IKEA explores new holiday possibilities

The retailer uses its diversity-focused platform to represent the realities of a wider range of Canadians this season.


IKEA Canada’s return to holiday advertising reminds families about the happier moments in life – even if they aren’t the kind of family that’s typically represented in ads this time of year.

In “Bottle,” we see a single mother doing her best to provide for her son. While there are happy moments throughout the year, there are also struggles and frustrations. But when the pair sit under the tree on Christmas morning, there are more than a dozen bottles labelled with things like “fun” and “kindness,” evoking moments in their lives that the boy has attempted to capture. The spot ends with a wide shot of the happy living room, with the name and price of IKEA’s Korken bottle as the only product information being displayed.
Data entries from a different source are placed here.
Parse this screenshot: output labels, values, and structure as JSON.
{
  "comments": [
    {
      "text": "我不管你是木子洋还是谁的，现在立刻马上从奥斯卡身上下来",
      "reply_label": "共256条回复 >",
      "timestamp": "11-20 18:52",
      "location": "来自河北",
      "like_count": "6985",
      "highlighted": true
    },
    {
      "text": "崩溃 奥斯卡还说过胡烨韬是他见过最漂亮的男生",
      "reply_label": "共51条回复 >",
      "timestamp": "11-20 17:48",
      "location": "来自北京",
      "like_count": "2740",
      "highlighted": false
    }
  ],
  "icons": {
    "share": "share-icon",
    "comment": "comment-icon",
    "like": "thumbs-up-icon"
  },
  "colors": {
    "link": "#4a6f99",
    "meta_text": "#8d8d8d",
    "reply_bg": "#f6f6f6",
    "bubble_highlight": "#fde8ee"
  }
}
IKEA Canada AOR Rethink led creative on the campaign, with Jungle handling media. In addition to 90-, 60- and 30-second versions of the video that will be seen on TV and online, the campaign also includes 15-second versions for social and digital out-of-home.

Like the “Wonderful World” spot that launched IKEA Canada’s new “Beautiful Possibilities” brand platform, the new holiday video is free of any dialogue, instead using a song – in this case, Van Morrison’s “Crazy Love” – to convey emotion. And like all the creative released so far in “Beautiful Possibilities,” rooms in the ad are outfitted with IKEA furniture, but only select products and prices are called out, and not until the final moments.

As many brands have moved toward more emotional marketing in recent years, product pricing has become more associated with functional and tactical messaging. But Lauren MacDonald, head of marketing for IKEA Canada, says even when the goal is emotional relevance, pricing can still have an impact.

“For us, showing beautiful and inspiring rooms that are affordable helps us to differentiate IKEA,” while also showing how the brand sides with a broad swath of consumers – “the many” – through low prices,  she says.

The retailer has also been running social videos spotlighting the individual vignettes that made up the “Wonderful World” spot. MacDonald says the one showing a son helping to shave his elderly father has seen the highest engagement. That has shown the retailer that Canadians not only appreciate a reflection of diversity in its ads, but that diversity can take many different forms.

New holiday spots aren’t always a part of IKEA Canada’s marketing plans, having last done so in 2015. But MacDonald says the season lends itself to some of the key values the retailer hopes to convey through the “Beautiful Possibilities” platform. Not only does the spot’s message encourage people to focus on the “beautiful” moments they can lose sight of in the stress of everyday life, it was also a chance to represent a struggling single-parent family that isn’t often reflected in holiday ads.

“For us, it is about representing ‘the many’ or a wide cross-section of our society in Canada,” MacDonald says. “And those many Canadians are real families who may not always identify with the picture-perfect families portrayed in holiday communications. The holiday season can be particularly challenging for them, so we opted to tell a relatable story which could show a different reality during the holiday season.”